 Make a Comic: Three Tips for Formatting a Comic Book Script

There is no “right” approach to design a comic book content. What’s significant when finding a scripting style is that it’s functional for you as an author. What it means by “functional ” is that it makes scripting—your leg of the comic book creation measure—simple for you. A few essayists, for instance, incline toward a screenplay-style plan and utilize the Final Draft scripting programming since it recollects style examples and makes it so they don’t need to do a ton of manual content arranging. Sort out what makes scripting a simple and effective cycle for you, and achieve that in your composition. Here are three tips for formatting a comic book script.

Maintain Story Page and Script Page Ratio:

The number of story pages and the content pages ought to consistently be in a proportion of 1:1. There are a few explanations behind this, one of them being a visual game plan. For a craftsman to draw and handle the data effectively, the data gave to him to a story page ought to be on a solitary content page. One more explanation behind actualizing the 1:1 proportion is that it keeps you from overwriting the content.
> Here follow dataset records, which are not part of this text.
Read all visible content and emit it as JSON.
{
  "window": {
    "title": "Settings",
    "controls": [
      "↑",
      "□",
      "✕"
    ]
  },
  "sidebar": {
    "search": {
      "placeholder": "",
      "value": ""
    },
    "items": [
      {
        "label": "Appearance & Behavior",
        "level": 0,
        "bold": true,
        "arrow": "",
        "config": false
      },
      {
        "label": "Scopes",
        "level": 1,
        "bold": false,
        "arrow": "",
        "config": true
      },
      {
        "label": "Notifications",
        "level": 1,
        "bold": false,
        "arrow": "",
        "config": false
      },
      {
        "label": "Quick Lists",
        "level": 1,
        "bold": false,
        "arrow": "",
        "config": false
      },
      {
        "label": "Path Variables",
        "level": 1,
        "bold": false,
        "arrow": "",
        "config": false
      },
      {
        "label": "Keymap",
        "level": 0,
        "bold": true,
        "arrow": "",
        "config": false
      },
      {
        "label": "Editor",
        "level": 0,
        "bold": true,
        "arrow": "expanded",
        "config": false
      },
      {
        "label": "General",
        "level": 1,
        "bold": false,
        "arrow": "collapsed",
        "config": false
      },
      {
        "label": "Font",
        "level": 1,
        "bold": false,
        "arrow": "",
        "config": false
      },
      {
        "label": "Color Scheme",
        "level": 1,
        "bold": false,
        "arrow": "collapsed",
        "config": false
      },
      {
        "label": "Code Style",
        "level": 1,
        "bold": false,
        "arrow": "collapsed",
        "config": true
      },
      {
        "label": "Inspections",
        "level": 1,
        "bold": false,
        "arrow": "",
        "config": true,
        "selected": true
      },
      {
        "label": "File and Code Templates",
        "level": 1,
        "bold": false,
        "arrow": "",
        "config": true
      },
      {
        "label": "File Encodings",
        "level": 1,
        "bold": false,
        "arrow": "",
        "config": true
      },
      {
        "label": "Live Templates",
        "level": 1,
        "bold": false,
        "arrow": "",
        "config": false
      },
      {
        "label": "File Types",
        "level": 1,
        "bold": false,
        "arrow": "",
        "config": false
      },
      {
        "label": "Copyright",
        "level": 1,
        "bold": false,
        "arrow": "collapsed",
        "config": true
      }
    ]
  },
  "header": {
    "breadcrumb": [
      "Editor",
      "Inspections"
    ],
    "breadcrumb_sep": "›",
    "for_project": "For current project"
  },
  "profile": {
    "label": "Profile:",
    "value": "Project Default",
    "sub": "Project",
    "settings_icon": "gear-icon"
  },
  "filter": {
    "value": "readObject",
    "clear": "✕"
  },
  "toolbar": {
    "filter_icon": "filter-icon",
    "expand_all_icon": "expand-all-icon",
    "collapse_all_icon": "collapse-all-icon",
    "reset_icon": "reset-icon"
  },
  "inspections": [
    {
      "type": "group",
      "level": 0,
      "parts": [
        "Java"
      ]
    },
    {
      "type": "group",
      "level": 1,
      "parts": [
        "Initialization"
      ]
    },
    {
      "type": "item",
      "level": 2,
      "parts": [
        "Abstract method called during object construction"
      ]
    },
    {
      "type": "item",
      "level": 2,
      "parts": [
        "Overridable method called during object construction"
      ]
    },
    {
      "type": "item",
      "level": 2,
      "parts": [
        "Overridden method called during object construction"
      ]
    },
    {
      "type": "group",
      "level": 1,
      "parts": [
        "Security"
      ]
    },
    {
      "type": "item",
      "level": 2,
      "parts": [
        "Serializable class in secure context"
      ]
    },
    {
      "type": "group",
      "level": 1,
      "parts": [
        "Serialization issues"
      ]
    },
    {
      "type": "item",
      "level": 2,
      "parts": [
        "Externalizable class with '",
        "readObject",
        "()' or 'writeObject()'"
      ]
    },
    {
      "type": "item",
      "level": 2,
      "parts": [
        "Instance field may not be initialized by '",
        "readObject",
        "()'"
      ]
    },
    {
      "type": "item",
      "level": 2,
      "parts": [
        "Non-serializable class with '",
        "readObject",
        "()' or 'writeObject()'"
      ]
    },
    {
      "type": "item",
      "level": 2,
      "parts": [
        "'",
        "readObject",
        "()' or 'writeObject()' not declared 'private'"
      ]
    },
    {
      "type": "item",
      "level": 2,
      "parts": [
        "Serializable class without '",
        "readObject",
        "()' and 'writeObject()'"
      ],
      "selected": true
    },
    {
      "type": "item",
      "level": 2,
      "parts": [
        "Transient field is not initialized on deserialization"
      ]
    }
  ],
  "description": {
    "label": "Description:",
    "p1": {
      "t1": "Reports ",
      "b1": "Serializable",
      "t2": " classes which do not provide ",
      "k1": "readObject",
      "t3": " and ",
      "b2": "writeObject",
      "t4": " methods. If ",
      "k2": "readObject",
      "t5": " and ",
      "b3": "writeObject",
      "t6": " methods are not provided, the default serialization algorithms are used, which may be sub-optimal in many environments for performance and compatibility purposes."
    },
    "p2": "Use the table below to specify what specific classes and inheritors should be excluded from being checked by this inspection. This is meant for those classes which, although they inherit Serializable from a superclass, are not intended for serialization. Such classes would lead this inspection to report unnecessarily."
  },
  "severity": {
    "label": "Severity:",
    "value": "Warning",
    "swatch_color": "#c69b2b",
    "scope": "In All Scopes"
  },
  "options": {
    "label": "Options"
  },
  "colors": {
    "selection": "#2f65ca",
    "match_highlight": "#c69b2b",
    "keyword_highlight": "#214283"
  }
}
Novice comic essayists regularly are ongoing to composing unpredictable and extensive board depictions with long character discussions in each board inevitably finishing off with the check of content pages. This is the most exceedingly awful thing that can happen to a comic craftsman and everything must be done to maintain a strategic distance from this in your contents. Jim Lee, a Korean American comic-book artist, writer, editor, and publisher, currently the Publisher and Chief Creative Officer of DC Comics says, “One of the key characteristics of the comic book medium is that it is not brought to life by just one voice. These universes are developed and evolved by multiple creative voices, over multiple generations.”

Basic Panel Descriptions:

For comic book writers, probably the best territory that they battle in is panel descriptions. A panel description should inform an artist concerning which characters are in the panel, the activity in the panel, and where the panel is going on. So, who, what, where, when, and in what manner ought to be obvious to an artist. While composing a panel description, attempt to keep it straightforward. Other than the previously mentioned data, if you wish to include more it tends to be done in supplemental pages. Cameron Stewart, best known for his work as a co-writer and co-artist of the famous New York Times best-selling DC Comics ‘Batgirl’. Cameron Stewart Comics are products of exceptional comic book formating, writing and illustration.

Utilize Supplemental Pages:

Toward the start of comic book content, start utilizing supplemental pages if you don’t do it. There are numerous favorable circumstances for utilizing supplemental pages. use summary, characters, settings, and other supplemental pages. The main advantage is that it helps in keeping lean panel descriptions that discuss characters and scenes. The subsequent advantage is that the entirety of the significant data on the supplemental pages is toward the start of your content for your colleagues or artists to read. The artist will think about the story and all characters before going to the principal page or the primary panel that will assist him with focusing on the technical perspectives.

Clare Louise